*** DATA LISTING ***
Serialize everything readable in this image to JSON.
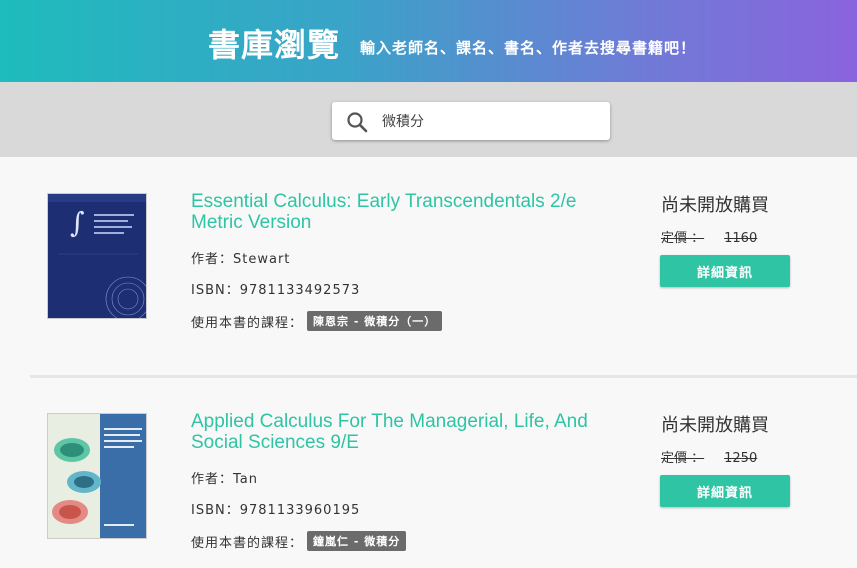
{
  "header": {
    "title": "書庫瀏覽",
    "subtitle": "輸入老師名、課名、書名、作者去搜尋書籍吧！"
  },
  "search": {
    "value": "微積分",
    "icon": "search-icon"
  },
  "books": [
    {
      "title": "Essential Calculus: Early Transcendentals 2/e Metric Version",
      "author": "作者：Stewart",
      "isbn": "ISBN：9781133492573",
      "course_label": "使用本書的課程：",
      "course": "陳恩宗 - 微積分（一）",
      "status": "尚未開放購買",
      "price_label": "定價 ：",
      "price": "1160",
      "button": "詳細資訊"
    },
    {
      "title": "Applied Calculus For The Managerial, Life, And Social Sciences 9/E",
      "author": "作者：Tan",
      "isbn": "ISBN：9781133960195",
      "course_label": "使用本書的課程：",
      "course": "鐘嵐仁 - 微積分",
      "status": "尚未開放購買",
      "price_label": "定價 ：",
      "price": "1250",
      "button": "詳細資訊"
    }
  ],
  "colors": {
    "accent": "#2ec4a4",
    "banner_start": "#1ebcbc",
    "banner_end": "#8b63de",
    "tag_bg": "#6b6b6b"
  }
}
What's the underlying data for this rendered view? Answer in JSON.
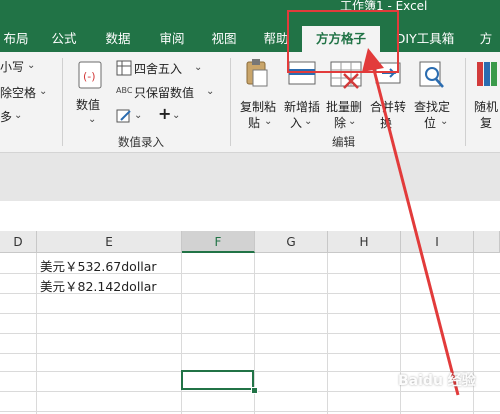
{
  "window": {
    "title": "工作簿1 - Excel"
  },
  "tabs": [
    {
      "label": "布局"
    },
    {
      "label": "公式"
    },
    {
      "label": "数据"
    },
    {
      "label": "审阅"
    },
    {
      "label": "视图"
    },
    {
      "label": "帮助"
    },
    {
      "label": "方方格子"
    },
    {
      "label": "DIY工具箱"
    },
    {
      "label": "方"
    }
  ],
  "ribbon": {
    "left_group": {
      "item1": "小写",
      "item2": "除空格",
      "item3": "多"
    },
    "numeric_group": {
      "values_button": "数值",
      "round_button": "四舍五入",
      "keep_value_button": "只保留数值",
      "label": "数值录入"
    },
    "edit_group": {
      "copy_paste": [
        "复制粘",
        "贴"
      ],
      "insert": [
        "新增插",
        "入"
      ],
      "batch_delete": [
        "批量删",
        "除"
      ],
      "merge_convert": [
        "合并转",
        "换"
      ],
      "find_locate": [
        "查找定",
        "位"
      ],
      "label": "编辑"
    },
    "right_group": {
      "random": [
        "随机",
        "复"
      ]
    }
  },
  "sheet": {
    "columns": [
      "D",
      "E",
      "F",
      "G",
      "H",
      "I"
    ],
    "selected_column": "F",
    "cells": [
      {
        "text": "美元￥532.67dollar"
      },
      {
        "text": "美元￥82.142dollar"
      }
    ]
  },
  "annotation": {
    "color": "#e23b3b"
  },
  "watermark": {
    "text": "Baidu 经验"
  }
}
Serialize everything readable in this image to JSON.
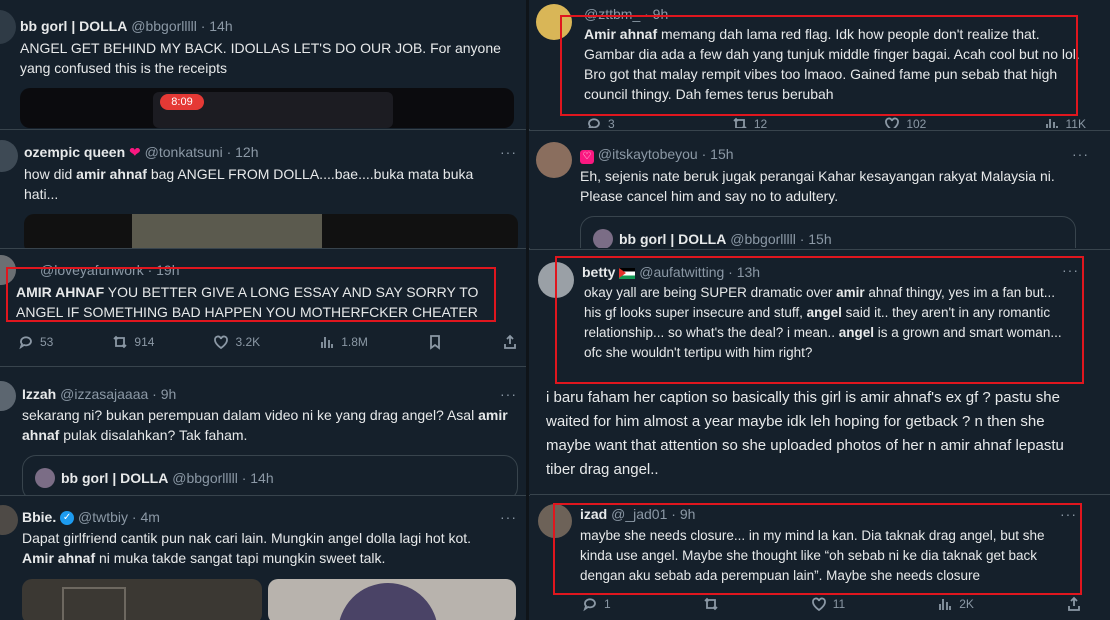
{
  "t1": {
    "name": "bb gorl | DOLLA",
    "handle": "@bbgorlllll",
    "time": "· 14h",
    "text": "ANGEL GET BEHIND MY BACK. IDOLLAS LET'S DO OUR JOB. For anyone yang confused this is the receipts",
    "media_time": "8:09"
  },
  "t2": {
    "name": "ozempic queen",
    "handle": "@tonkatsuni",
    "time": "· 12h",
    "prefix": "how did ",
    "bold1": "amir ahnaf",
    "text": " bag ANGEL FROM DOLLA....bae....buka mata buka hati..."
  },
  "t3": {
    "handle": "@loveyafunwork",
    "time": "· 19h",
    "bold1": "AMIR AHNAF",
    "text": " YOU BETTER GIVE A LONG ESSAY AND SAY SORRY TO ANGEL IF SOMETHING BAD HAPPEN YOU MOTHERFCKER CHEATER",
    "replies": "53",
    "reposts": "914",
    "likes": "3.2K",
    "views": "1.8M"
  },
  "t4": {
    "name": "Izzah",
    "handle": "@izzasajaaaa",
    "time": "· 9h",
    "text1": "sekarang ni? bukan perempuan dalam video ni ke yang drag angel? Asal ",
    "bold1": "amir ahnaf",
    "text2": " pulak disalahkan? Tak faham.",
    "quote_name": "bb gorl | DOLLA",
    "quote_handle": "@bbgorlllll",
    "quote_time": "· 14h"
  },
  "t5": {
    "name": "Bbie.",
    "handle": "@twtbiy",
    "time": "· 4m",
    "text1": "Dapat girlfriend cantik pun nak cari lain. Mungkin angel dolla lagi hot kot.",
    "bold1": "Amir ahnaf",
    "text2": " ni muka takde sangat tapi mungkin sweet talk."
  },
  "t6": {
    "handle": "@zttbm_",
    "time": "· 9h",
    "bold1": "Amir ahnaf",
    "text": " memang dah lama red flag. Idk how people don't realize that. Gambar dia ada a few dah yang tunjuk middle finger bagai. Acah cool but no lol. Bro got that malay rempit vibes too lmaoo. Gained fame pun sebab that high council thingy. Dah femes terus berubah",
    "replies": "3",
    "reposts": "12",
    "likes": "102",
    "views": "11K"
  },
  "t7": {
    "handle": "@itskaytobeyou",
    "time": "· 15h",
    "text": "Eh, sejenis nate beruk jugak perangai Kahar kesayangan rakyat Malaysia ni. Please cancel him and say no to adultery.",
    "quote_name": "bb gorl | DOLLA",
    "quote_handle": "@bbgorlllll",
    "quote_time": "· 15h"
  },
  "t8": {
    "name": "betty",
    "handle": "@aufatwitting",
    "time": "· 13h",
    "text1": "okay yall are being SUPER dramatic over ",
    "bold1": "amir",
    "text2": " ahnaf thingy, yes im a fan but... his gf looks super insecure and stuff, ",
    "bold2": "angel",
    "text3": " said it.. they aren't in any romantic relationship... so what's the deal? i mean.. ",
    "bold3": "angel",
    "text4": " is a grown and smart woman... ofc she wouldn't tertipu with him right?"
  },
  "t9": {
    "text": "i baru faham her caption so basically this girl is amir ahnaf's ex gf ? pastu she waited for him almost a year maybe idk leh hoping for getback ? n then she maybe want that attention so she uploaded photos of her n amir ahnaf lepastu tiber drag angel.."
  },
  "t10": {
    "name": "izad",
    "handle": "@_jad01",
    "time": "· 9h",
    "text": "maybe she needs closure... in my mind la kan. Dia taknak drag angel, but she kinda use angel. Maybe she thought like “oh sebab ni ke dia taknak get back dengan aku sebab ada perempuan lain”. Maybe she needs closure",
    "replies": "1",
    "likes": "11",
    "views": "2K"
  },
  "more": "···",
  "colors": {
    "bg": "#15202b",
    "text": "#e7e9ea",
    "muted": "#8b98a5",
    "highlight": "#e0161e",
    "divider": "#38444d"
  }
}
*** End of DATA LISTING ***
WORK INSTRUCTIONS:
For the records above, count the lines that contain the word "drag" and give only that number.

EXERCISE ANSWER:
3